What do you think about songs as a means to acquire a foreign language?
Though, I would not imagine learning anything from a song if I do not understand a minimum of what is being sung. I do however believe that songs can push a person to try to understand the lyrics; if one is attracted by the melody and is moved by the emotions it carries it will probably drive him curious enough to look for the meaning of the discourse in the song. Moreover, as the characteristics of this discourse, of which we have already spoken, are emphasized by the music, it is very favourable to memorisation.
As an instance one of the biggest problems of our children today Appendix A is to memorize the information they need for their studies but they have no problem memorizing songs!
Nevertheless, it requires a lot of time of exposition to be able to absorb or grasp the language through these songs, and I believe that in the end this will not replace a proper linguistic immersion in the corresponding country in order to acquire a foreign language. What procedure would you recommend for learning through songs?

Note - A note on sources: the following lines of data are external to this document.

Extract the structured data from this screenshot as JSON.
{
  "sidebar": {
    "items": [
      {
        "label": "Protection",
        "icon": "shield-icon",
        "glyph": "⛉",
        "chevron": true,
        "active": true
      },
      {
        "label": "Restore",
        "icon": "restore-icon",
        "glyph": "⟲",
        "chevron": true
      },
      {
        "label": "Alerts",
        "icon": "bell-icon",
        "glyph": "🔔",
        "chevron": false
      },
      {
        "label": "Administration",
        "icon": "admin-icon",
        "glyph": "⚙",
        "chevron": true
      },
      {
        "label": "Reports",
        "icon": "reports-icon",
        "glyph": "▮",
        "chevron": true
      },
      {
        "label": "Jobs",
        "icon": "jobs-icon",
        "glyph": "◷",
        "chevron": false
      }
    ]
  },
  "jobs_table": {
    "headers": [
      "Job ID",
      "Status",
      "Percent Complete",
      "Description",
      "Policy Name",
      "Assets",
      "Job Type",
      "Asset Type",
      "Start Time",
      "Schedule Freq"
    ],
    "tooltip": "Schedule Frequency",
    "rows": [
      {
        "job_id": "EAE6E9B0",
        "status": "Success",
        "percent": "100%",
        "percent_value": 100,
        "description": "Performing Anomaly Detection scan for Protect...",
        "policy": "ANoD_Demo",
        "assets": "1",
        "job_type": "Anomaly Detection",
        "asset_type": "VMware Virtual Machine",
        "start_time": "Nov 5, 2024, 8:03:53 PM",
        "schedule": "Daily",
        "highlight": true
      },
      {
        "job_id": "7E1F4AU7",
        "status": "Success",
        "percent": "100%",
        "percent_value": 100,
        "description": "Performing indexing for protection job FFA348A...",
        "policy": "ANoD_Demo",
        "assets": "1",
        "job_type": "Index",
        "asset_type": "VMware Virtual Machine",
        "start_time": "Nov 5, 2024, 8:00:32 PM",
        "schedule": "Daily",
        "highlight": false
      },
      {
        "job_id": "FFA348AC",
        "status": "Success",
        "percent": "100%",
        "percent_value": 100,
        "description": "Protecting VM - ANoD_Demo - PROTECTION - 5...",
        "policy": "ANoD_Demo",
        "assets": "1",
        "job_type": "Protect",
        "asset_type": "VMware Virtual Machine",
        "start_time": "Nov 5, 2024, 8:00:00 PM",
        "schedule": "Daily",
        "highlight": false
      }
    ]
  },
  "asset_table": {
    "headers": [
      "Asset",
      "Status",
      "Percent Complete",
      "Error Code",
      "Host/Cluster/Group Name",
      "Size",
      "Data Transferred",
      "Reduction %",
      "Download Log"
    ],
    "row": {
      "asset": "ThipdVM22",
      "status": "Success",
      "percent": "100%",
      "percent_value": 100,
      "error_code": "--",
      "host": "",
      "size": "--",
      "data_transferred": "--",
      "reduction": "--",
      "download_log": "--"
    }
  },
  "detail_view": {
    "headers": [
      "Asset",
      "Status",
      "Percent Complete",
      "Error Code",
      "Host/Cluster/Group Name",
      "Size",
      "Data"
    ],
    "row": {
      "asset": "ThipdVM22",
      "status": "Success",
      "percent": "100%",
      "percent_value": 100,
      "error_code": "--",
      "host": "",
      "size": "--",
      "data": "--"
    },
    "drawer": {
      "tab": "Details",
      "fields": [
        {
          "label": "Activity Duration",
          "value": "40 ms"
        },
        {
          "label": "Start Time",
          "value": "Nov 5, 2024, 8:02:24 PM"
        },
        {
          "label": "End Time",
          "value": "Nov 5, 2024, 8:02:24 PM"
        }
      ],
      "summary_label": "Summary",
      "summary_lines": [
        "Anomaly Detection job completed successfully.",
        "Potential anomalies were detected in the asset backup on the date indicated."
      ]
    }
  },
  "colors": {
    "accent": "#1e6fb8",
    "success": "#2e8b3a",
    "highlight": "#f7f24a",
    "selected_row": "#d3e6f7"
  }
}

First of all, there is something very important, which is the choice of the style. Then, one must obviously listen first, and decipher the lyrics mainly through translation if there is really no resemblance between the foreign language you are trying to learn and your native one that would constitute a certain point of reference.
Next, he should try to read the original lyrics, and listen again and again until he is able to reproduce the words nearly in an exact manner. Finally, he should produce what he has read, that is to say sing the song, simply. Do you have any experience in the use of music in language therapy? Yes, but it dates back to a long time ago. Music therapy is originally designed to treat patients with psychological problems, so it can be applied to patients who have language difficulties, or speech difficulties to be more precise, that are caused not only by physical disabilities, but also those caused by psychological blocks.
In our case, it was for deaf mute children who were under treatment by a speech therapist but who needed more assistance to improve their articulation by locating the sounds. This also helped them to overcome their inhibitions that prevented them from producing language. This experience is interesting; could you please give me more details about it?
Well, it was in We have undertaken a therapy for fifteen deaf-mute children here in the conservatory. Then, the child has to reproduce the sound. Please answer sincerely the following questions by putting an X in the corresponding box es.
Thank you for your contribution to our research. Please mention your age: Please contribute by answering sincerely this questionnaire. Part 1 1- Do you or did you use songs as a teaching technique in your English language classroom: Skills and sub-skills in which songs are most needed according to teachers Appendix D Figure 6: Materials and activities most frequently used in association with songs Figure 7: Most frequently encountered issues during the application of songs as a teaching technique Appendix E Teaching Experience Report I- Lesson plan for Wednesday, April 15th, - First class high-performing 4th year: Practicing the past tense past simple and past continuous and distinguishing it from the present and the future Target skills: Listening comprehension, speaking, reading, writing Duration: Laptop, loud speakers, blackboard and marker 1- Pre-listening Warming up: The lesson was introduced orally through asking approximately these questions, with variations from one class to another: They were informed that they could give the names in Arabic or in French, which the teacher translated for them - What is that story about?
Listening a first time to enjoy the song and get an idea about it. Listening a second time attentively, while the teacher writes the following exercise to complete: Listen attentively and fill in the gaps with the correct words. The passages were corrected one by one, as the students grasped the words; the students themselves wrote the words on the board.
Some fairly difficult passages were repeated more than once for the students to listen.